=== Begin Enclosure ===

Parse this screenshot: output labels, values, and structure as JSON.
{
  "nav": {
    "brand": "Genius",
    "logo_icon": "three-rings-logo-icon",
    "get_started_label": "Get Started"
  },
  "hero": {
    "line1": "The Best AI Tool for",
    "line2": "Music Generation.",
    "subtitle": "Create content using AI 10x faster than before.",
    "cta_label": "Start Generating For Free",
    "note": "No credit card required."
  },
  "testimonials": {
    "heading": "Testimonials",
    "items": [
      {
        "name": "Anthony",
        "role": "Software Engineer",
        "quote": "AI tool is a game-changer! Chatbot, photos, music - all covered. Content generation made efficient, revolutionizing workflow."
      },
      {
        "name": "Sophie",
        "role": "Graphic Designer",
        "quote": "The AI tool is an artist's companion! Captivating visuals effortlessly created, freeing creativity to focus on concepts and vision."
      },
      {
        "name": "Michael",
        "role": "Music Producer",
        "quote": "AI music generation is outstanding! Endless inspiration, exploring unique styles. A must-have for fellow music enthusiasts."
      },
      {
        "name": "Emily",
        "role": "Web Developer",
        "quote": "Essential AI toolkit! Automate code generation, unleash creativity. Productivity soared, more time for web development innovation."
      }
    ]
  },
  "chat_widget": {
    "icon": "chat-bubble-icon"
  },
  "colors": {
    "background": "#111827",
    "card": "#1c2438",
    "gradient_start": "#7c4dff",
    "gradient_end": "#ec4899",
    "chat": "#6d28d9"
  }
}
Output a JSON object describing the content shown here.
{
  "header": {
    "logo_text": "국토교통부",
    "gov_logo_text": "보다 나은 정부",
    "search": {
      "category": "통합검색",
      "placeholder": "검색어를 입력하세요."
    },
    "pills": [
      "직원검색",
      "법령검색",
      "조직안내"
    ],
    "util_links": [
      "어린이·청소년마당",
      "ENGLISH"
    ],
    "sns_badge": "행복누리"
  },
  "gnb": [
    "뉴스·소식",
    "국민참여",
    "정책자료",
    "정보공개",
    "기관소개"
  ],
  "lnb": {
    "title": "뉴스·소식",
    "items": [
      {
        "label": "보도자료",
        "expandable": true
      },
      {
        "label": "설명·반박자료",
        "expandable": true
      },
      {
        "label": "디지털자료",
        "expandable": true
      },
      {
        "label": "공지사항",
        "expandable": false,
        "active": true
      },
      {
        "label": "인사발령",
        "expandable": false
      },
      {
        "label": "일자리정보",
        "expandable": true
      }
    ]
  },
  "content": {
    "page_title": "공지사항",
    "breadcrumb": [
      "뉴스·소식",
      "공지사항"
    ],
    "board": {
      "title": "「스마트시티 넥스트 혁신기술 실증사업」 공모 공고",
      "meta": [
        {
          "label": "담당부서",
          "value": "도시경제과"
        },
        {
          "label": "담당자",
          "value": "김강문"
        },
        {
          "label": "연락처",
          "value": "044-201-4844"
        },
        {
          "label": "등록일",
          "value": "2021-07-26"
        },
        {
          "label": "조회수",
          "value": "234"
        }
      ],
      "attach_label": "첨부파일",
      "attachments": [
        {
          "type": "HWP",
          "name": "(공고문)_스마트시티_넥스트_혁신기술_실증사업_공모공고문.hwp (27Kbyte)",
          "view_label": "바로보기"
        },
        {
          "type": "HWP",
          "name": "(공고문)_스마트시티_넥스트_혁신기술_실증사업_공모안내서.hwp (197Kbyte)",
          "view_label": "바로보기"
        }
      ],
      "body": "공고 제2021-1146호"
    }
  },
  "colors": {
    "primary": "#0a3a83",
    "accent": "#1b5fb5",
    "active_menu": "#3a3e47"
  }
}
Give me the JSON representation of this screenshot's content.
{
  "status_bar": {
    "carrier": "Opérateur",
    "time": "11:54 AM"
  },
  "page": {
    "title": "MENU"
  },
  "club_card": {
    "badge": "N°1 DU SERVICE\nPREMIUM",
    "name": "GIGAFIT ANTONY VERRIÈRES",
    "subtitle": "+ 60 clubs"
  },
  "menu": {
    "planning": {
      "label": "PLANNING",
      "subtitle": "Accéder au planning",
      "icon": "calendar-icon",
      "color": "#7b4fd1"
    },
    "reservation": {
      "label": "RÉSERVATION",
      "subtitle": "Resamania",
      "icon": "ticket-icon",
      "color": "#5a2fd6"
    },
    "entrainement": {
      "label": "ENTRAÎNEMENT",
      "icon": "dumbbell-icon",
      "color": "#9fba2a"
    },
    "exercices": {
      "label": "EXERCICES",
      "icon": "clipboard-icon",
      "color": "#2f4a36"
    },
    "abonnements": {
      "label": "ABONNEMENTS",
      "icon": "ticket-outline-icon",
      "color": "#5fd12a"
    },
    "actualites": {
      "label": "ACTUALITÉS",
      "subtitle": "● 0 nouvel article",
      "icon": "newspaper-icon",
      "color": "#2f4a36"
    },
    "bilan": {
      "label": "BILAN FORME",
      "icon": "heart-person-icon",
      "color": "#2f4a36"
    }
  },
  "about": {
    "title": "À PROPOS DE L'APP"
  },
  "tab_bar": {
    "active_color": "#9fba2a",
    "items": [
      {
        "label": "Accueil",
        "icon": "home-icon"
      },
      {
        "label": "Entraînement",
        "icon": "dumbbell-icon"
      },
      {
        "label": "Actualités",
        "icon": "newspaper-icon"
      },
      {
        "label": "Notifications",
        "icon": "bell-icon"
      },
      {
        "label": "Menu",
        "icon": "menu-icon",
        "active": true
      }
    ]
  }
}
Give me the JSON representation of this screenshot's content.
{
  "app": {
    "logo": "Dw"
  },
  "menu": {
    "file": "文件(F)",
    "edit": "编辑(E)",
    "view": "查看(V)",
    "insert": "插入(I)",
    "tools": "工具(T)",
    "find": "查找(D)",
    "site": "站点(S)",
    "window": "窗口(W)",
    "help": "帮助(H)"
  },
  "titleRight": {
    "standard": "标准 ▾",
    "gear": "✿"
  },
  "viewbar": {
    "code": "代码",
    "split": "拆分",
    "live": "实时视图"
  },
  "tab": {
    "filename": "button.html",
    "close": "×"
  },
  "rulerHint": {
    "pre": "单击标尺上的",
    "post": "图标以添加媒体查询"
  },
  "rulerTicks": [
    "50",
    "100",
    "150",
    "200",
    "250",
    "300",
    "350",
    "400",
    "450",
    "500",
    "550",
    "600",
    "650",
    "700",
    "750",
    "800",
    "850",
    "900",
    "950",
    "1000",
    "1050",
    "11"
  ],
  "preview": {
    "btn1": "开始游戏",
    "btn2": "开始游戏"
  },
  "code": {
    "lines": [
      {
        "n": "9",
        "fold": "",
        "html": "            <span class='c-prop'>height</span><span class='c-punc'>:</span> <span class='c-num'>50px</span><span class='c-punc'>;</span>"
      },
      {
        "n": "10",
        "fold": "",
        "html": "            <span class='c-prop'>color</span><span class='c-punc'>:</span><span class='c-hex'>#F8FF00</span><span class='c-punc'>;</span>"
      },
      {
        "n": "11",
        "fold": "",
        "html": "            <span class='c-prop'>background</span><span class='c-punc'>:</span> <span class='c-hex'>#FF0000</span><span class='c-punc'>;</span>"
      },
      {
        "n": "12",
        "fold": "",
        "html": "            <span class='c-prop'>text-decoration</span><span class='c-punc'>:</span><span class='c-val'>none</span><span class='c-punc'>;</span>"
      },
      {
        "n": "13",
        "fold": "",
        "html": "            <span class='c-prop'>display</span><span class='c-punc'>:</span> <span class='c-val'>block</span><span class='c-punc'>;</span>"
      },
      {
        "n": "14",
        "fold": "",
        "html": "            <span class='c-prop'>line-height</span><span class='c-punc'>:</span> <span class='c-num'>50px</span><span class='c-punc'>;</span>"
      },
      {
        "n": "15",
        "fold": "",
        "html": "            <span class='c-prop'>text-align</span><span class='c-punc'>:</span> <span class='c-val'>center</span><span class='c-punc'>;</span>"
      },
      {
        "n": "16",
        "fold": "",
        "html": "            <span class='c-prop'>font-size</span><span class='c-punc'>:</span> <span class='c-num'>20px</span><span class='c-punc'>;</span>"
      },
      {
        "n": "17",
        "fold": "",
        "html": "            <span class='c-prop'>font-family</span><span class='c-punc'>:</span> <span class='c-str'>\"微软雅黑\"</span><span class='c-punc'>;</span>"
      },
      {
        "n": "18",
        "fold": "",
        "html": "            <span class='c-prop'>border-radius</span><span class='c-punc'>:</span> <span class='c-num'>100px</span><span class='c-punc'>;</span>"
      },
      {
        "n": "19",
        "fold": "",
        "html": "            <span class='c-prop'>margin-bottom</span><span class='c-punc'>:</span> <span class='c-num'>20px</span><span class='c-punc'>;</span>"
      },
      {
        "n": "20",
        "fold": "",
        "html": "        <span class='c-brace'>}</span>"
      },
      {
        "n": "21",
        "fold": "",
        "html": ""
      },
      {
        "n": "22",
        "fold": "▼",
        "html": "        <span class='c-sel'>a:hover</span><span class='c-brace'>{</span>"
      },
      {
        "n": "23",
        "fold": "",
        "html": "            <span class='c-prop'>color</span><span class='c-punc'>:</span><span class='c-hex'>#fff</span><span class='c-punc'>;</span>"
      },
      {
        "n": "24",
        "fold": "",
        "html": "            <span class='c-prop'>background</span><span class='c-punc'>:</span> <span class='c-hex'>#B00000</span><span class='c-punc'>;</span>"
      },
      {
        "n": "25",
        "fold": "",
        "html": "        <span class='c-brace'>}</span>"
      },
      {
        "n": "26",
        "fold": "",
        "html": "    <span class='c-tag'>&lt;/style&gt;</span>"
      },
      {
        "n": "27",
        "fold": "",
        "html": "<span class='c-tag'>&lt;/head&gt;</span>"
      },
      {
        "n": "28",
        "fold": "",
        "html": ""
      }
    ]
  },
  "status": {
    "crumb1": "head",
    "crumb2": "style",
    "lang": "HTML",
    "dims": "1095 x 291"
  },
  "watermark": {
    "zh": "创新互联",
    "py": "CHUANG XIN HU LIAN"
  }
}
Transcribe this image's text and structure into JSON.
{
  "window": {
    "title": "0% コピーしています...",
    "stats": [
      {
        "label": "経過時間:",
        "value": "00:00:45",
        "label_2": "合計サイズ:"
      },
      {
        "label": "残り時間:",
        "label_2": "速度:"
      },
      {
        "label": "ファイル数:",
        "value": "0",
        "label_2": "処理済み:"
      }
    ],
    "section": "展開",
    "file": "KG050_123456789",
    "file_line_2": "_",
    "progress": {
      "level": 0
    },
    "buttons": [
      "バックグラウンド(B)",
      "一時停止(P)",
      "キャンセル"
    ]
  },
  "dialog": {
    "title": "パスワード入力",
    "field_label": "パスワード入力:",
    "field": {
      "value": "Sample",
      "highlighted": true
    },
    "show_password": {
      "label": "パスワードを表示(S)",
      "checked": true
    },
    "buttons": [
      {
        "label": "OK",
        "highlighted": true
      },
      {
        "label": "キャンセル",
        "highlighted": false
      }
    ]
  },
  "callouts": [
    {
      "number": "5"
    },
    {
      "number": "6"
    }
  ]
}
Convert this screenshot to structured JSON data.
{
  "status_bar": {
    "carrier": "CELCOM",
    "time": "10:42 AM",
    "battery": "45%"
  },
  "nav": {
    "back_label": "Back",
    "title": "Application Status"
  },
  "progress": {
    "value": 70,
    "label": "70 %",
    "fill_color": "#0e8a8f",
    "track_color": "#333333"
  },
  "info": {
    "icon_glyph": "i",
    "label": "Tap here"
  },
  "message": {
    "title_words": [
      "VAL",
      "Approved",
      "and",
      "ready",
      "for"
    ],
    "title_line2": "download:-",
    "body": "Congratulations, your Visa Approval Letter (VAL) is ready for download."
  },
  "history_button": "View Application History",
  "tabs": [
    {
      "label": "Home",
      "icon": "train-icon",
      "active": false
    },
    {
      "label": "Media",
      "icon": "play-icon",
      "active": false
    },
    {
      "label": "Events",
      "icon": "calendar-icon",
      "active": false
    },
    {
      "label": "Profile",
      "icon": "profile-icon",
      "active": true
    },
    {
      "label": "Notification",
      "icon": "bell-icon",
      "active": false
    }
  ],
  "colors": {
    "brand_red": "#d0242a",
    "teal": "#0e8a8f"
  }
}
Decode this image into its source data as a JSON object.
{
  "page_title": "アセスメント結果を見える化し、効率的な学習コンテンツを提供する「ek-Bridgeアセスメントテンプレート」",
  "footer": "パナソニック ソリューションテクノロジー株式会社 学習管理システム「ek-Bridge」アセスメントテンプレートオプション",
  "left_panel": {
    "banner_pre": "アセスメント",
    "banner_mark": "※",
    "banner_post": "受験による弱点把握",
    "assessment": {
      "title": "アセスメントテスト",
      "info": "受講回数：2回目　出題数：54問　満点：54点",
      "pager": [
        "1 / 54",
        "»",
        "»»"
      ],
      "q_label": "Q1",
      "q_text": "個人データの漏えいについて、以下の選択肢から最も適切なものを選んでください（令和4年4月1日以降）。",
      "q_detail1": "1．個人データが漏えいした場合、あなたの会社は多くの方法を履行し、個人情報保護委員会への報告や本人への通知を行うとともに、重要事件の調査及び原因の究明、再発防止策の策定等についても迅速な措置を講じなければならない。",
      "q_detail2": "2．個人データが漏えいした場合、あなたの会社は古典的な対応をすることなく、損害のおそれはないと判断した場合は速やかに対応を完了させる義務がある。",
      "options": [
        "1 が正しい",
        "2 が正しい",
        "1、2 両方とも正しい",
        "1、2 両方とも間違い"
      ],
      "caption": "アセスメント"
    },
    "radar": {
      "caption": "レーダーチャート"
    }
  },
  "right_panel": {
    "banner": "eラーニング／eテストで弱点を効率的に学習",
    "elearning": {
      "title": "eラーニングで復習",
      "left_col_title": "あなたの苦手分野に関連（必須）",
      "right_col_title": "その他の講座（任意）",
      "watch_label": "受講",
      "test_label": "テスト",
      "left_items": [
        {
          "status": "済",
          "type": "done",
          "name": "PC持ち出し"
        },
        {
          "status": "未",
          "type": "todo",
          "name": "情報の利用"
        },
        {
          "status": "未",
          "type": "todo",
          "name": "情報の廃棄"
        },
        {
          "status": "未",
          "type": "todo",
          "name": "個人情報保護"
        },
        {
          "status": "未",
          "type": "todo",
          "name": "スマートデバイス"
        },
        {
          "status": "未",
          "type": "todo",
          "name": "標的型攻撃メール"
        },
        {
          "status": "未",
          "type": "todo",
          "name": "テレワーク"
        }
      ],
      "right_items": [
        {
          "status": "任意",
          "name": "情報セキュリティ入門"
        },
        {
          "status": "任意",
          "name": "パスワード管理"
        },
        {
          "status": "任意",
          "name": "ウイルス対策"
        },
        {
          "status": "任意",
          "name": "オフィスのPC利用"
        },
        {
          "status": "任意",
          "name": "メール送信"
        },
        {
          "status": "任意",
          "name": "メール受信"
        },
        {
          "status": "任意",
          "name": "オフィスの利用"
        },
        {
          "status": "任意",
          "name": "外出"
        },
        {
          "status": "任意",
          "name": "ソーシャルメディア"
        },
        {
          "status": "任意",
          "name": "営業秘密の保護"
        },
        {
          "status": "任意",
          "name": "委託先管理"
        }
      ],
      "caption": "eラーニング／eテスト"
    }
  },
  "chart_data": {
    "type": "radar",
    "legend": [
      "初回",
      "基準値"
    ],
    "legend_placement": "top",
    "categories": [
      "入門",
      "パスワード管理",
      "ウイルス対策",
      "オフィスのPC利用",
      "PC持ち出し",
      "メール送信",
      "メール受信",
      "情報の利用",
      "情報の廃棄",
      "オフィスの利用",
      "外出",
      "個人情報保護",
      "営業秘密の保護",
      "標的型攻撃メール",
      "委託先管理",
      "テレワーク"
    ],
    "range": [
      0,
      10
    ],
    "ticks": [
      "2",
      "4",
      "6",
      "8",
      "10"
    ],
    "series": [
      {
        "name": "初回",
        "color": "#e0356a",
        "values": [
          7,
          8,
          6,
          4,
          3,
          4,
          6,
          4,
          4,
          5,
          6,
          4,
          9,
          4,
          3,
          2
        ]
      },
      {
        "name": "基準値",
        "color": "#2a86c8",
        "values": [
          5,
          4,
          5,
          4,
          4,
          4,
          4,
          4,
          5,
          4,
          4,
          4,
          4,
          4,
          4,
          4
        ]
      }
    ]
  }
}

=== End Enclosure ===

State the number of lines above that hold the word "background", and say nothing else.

= TASK ANSWER =
3